### The problem:
Pull out every line with the word "this" from the entries below.

(Collection entries)
[Start of Attachment]

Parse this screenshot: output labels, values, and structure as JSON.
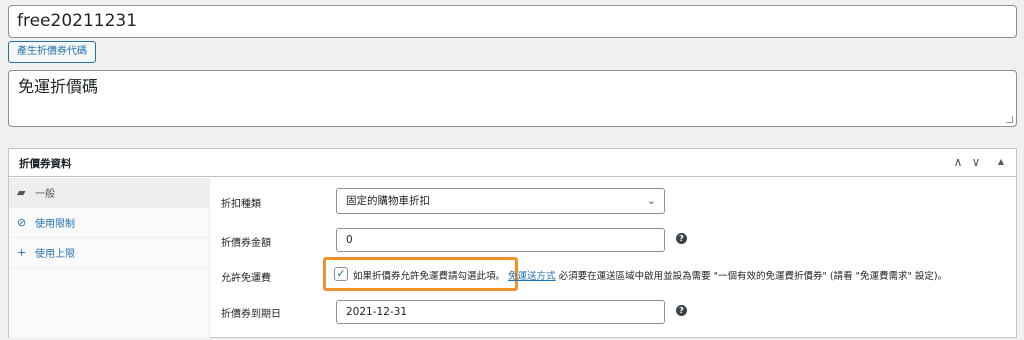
{
  "coupon": {
    "code": "free20211231",
    "generate_label": "產生折價券代碼",
    "description": "免運折價碼"
  },
  "panel": {
    "title": "折價券資料",
    "controls": {
      "up": "∧",
      "down": "∨",
      "toggle": "▲"
    }
  },
  "tabs": [
    {
      "icon": "▰",
      "label": "一般"
    },
    {
      "icon": "⊘",
      "label": "使用限制"
    },
    {
      "icon": "+",
      "label": "使用上限"
    }
  ],
  "fields": {
    "discount_type": {
      "label": "折扣種類",
      "value": "固定的購物車折扣"
    },
    "amount": {
      "label": "折價券金額",
      "value": "0"
    },
    "free_shipping": {
      "label": "允許免運費",
      "checked": true,
      "text": "如果折價券允許免運費請勾選此項。",
      "link": "免運送方式",
      "note": " 必須要在運送區域中啟用並設為需要 \"一個有效的免運費折價券\" (請看 \"免運費需求\" 設定)。"
    },
    "expiry": {
      "label": "折價券到期日",
      "value": "2021-12-31"
    }
  },
  "icons": {
    "help": "?",
    "check": "✓",
    "chevron": "⌄"
  },
  "colors": {
    "accent": "#2271b1",
    "highlight": "#f0922c"
  }
}
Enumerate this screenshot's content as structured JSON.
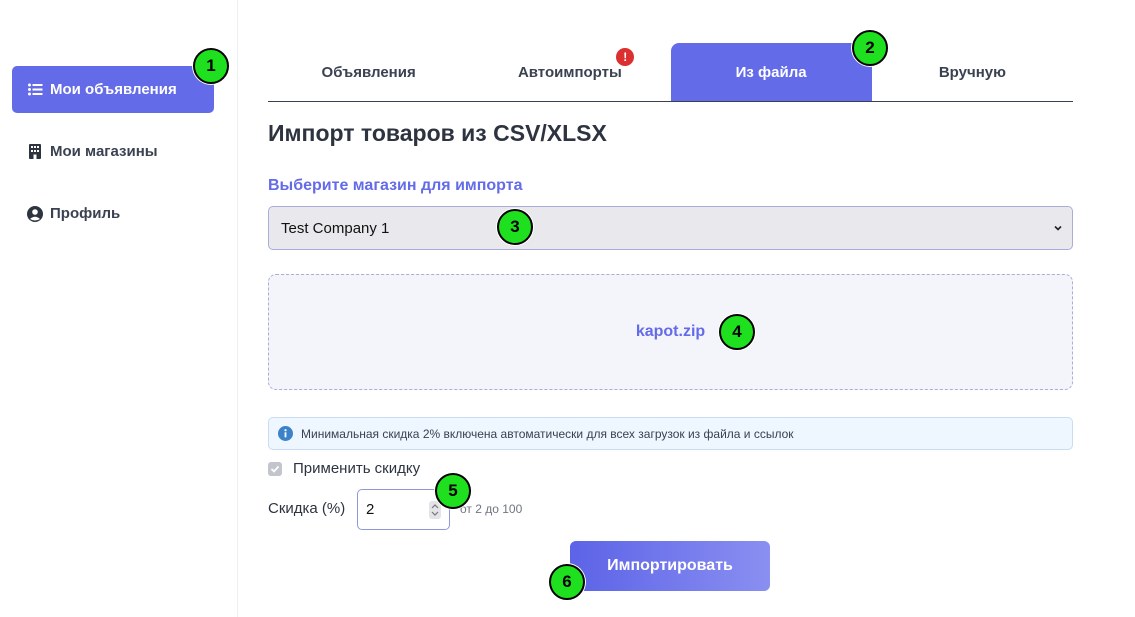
{
  "sidebar": {
    "items": [
      {
        "label": "Мои объявления",
        "icon": "list-icon"
      },
      {
        "label": "Мои магазины",
        "icon": "building-icon"
      },
      {
        "label": "Профиль",
        "icon": "user-circle-icon"
      }
    ]
  },
  "tabs": [
    {
      "label": "Объявления"
    },
    {
      "label": "Автоимпорты",
      "alert": "!"
    },
    {
      "label": "Из файла"
    },
    {
      "label": "Вручную"
    }
  ],
  "page_title": "Импорт товаров из CSV/XLSX",
  "store_section": {
    "label": "Выберите магазин для импорта",
    "selected": "Test Company 1"
  },
  "dropzone": {
    "file_name": "kapot.zip"
  },
  "info_note": "Минимальная скидка 2% включена автоматически для всех загрузок из файла и ссылок",
  "apply_discount": {
    "label": "Применить скидку",
    "checked": true
  },
  "discount": {
    "label": "Скидка (%)",
    "value": "2",
    "range_hint": "от 2 до 100"
  },
  "import_button": "Импортировать",
  "annotations": [
    "1",
    "2",
    "3",
    "4",
    "5",
    "6"
  ],
  "colors": {
    "accent": "#636be9",
    "annotation": "#1fe01f",
    "alert": "#dc2f2f"
  }
}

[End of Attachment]

### Solved exercise:
Parse this screenshot: output labels, values, and structure as JSON.
Enumerate this screenshot's content as structured JSON.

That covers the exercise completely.